Toronto Mayor Rob Ford has been diagnosed with a rare and “fairly aggressive” type of malignant tumour, the doctor overseeing his care announced Wednesday.
Dr. Zane Cohen, a colorectal surgeon at Mount Sinai Hospital, said Ford was diagnosed with pleomorphic liposarcoma, a type of cancer found in soft, fatty tissue of the body.
The diagnosis was reached after two biopsies and a “comprehensive medical assessment,” Cohen said.
The tumour in Ford’s abdomen is about 12 by 12 centimetres in size. It is considered to be a "difficult" and aggressive tumour that must have grown over the last three years, since it didn’t show up on a scan the mayor had in 2011, when he was treated for kidney stones, Cohen said.
“We think it's a fairly aggressive tumour, mainly because these types of tumours are often slow growing,” Cohen told reporters.
However, doctors are optimistic about Ford’s treatment, Cohen said.
“We are treating this very aggressively in order to eradicate the tumour,” he said.
The cancer has not spread to any organs, but another, much smaller, tumour was found in the mayor’s buttock, behind the left hip, Cohen said. That tumour is about two centimetres long.
Ford will begin chemotherapy within the next 48 hours. He will be treated for three days at Mount Sinai and will likely go home for about 17 days before returning for another round of chemo, Cohen said.
Cohen said Ford “may or may not” undergo radiation or surgery after chemo. Doctors are hoping to shrink the tumour with “intense chemotherapeutic agents,” and then see how the mayor progresses from there.

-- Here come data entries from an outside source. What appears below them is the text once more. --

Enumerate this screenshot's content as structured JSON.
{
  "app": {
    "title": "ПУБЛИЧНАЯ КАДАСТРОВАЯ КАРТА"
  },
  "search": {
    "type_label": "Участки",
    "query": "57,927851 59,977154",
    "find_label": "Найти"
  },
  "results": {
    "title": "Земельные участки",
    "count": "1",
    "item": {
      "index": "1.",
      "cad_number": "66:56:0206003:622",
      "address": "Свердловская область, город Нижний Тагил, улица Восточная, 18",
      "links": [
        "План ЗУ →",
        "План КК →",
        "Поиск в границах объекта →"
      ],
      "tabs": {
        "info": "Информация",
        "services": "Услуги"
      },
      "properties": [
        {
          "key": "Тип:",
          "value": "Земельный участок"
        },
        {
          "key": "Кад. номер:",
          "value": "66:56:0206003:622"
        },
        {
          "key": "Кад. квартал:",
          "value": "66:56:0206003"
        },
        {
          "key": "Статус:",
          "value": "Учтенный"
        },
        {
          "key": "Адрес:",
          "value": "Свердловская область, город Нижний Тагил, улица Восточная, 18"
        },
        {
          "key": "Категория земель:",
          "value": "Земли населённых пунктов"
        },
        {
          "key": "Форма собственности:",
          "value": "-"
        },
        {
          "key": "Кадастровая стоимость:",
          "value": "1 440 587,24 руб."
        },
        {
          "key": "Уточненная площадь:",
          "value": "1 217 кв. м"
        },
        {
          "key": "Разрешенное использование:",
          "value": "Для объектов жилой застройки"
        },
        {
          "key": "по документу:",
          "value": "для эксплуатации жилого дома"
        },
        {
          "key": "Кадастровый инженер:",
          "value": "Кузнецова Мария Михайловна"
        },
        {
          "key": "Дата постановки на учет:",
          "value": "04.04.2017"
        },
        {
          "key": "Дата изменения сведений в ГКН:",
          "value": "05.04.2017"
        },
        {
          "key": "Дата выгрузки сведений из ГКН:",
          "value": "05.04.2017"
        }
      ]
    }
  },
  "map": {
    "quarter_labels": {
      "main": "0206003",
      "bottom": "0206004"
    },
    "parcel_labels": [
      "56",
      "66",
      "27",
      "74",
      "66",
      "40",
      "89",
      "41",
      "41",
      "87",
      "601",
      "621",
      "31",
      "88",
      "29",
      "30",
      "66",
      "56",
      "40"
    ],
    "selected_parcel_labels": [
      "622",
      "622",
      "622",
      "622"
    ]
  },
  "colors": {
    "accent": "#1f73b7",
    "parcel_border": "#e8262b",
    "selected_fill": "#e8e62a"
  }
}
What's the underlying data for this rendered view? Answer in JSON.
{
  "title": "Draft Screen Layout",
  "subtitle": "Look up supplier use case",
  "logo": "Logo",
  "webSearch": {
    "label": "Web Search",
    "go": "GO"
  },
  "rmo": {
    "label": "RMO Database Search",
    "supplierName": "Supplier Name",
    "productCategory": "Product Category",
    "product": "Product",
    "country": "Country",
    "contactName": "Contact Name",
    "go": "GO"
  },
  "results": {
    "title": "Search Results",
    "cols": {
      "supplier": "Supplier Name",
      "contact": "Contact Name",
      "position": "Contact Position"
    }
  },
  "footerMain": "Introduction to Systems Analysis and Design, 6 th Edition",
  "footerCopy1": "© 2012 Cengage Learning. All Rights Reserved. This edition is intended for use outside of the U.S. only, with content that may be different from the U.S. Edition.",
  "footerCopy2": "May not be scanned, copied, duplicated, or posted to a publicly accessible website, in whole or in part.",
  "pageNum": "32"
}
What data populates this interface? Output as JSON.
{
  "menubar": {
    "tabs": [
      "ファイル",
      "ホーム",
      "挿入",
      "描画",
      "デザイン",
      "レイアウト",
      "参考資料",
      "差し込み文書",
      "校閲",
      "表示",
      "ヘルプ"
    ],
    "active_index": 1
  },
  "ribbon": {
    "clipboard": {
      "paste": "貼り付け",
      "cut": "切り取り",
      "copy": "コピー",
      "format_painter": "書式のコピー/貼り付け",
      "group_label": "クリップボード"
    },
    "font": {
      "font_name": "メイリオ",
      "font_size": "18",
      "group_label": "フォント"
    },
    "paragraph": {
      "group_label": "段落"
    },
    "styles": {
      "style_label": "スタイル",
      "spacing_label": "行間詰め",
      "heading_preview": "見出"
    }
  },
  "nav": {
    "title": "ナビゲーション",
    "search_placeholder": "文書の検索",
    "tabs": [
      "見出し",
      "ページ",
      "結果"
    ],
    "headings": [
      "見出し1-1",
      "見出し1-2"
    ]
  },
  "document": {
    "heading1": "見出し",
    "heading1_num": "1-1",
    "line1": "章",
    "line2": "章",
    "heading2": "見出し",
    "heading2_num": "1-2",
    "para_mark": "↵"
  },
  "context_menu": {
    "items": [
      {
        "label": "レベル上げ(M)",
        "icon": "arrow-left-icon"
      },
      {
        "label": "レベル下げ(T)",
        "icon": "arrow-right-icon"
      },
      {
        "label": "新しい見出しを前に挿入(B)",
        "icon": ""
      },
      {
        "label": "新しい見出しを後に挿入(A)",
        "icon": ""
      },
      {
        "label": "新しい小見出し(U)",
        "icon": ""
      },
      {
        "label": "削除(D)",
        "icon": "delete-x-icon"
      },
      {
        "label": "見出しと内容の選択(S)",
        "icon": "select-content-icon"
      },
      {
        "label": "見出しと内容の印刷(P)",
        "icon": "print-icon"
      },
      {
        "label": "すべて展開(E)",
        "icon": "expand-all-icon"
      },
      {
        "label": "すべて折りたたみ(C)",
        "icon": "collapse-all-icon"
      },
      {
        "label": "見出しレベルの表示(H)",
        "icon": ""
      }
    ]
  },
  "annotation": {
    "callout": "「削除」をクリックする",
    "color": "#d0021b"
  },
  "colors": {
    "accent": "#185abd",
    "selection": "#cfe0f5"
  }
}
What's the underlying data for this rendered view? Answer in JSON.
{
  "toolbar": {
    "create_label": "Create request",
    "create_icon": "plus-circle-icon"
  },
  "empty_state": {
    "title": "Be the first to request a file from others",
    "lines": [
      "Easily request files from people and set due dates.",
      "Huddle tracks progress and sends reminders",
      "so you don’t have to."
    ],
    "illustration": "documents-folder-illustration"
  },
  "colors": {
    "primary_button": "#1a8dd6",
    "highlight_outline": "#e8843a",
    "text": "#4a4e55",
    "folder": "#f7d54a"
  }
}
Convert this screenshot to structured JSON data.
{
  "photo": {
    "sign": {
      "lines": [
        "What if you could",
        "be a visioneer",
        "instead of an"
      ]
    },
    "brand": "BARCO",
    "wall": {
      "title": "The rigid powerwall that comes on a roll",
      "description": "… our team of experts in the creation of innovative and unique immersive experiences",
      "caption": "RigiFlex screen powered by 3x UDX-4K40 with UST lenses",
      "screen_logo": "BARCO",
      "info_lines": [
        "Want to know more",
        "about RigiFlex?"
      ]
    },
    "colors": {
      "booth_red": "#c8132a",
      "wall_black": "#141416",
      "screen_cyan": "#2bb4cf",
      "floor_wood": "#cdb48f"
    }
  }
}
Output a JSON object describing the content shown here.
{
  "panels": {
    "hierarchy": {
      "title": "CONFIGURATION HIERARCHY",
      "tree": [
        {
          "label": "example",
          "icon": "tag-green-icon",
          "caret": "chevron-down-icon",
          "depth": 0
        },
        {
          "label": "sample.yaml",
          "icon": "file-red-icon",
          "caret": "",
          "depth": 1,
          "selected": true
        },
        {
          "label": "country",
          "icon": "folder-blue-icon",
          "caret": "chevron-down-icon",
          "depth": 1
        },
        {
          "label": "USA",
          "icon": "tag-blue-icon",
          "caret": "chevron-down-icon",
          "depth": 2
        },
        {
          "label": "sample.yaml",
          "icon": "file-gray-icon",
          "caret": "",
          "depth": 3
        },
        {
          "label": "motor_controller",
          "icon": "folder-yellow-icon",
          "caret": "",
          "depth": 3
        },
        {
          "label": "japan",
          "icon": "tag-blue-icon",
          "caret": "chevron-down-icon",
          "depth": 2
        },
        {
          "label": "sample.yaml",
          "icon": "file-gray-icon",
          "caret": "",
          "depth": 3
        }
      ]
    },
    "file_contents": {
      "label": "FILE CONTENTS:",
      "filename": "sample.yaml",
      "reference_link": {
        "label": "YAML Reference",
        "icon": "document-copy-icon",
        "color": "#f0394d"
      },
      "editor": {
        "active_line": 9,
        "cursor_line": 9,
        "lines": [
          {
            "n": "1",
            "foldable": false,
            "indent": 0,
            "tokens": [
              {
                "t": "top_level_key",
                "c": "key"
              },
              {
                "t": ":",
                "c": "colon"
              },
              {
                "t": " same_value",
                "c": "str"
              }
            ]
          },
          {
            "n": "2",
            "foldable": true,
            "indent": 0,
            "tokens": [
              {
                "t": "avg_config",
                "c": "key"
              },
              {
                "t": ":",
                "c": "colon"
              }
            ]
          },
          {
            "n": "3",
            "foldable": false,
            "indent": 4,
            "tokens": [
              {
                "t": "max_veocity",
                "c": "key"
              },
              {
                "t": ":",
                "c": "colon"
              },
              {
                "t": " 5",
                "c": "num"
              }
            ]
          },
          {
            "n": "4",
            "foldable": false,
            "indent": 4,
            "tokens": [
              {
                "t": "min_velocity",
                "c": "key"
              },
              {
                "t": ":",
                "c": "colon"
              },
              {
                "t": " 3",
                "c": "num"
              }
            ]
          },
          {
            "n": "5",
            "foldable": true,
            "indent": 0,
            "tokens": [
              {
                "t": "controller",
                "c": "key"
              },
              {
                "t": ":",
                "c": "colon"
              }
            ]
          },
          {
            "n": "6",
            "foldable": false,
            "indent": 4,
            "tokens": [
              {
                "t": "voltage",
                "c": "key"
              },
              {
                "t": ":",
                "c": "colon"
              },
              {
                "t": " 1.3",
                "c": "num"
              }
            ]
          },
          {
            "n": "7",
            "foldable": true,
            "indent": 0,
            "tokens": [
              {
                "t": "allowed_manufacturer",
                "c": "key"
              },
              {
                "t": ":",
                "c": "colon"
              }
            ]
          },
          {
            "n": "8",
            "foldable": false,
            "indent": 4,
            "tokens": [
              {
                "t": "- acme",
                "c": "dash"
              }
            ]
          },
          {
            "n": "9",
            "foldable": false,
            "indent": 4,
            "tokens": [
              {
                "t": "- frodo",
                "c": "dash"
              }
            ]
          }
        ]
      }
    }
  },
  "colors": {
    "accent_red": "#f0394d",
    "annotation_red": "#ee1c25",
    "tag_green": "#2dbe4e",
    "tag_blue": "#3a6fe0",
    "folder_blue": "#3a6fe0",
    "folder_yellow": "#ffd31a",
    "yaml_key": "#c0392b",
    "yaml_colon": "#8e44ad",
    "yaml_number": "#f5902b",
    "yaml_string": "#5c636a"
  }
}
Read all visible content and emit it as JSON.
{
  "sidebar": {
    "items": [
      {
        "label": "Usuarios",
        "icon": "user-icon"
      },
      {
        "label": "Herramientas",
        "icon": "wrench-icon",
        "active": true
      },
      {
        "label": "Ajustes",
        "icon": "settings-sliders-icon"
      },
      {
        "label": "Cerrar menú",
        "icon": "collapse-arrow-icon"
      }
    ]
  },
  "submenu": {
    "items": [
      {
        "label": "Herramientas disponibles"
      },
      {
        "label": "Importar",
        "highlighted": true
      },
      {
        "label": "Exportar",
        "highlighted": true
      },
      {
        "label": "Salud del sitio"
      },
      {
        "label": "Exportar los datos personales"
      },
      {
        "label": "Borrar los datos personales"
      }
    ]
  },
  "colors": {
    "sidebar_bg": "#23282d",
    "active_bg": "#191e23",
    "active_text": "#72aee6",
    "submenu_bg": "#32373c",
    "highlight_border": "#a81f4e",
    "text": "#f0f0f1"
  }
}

Liposarcomas comprise about one per cent of all cancers. Cohen said it’s difficult to make a prognosis because outcomes vary among patients.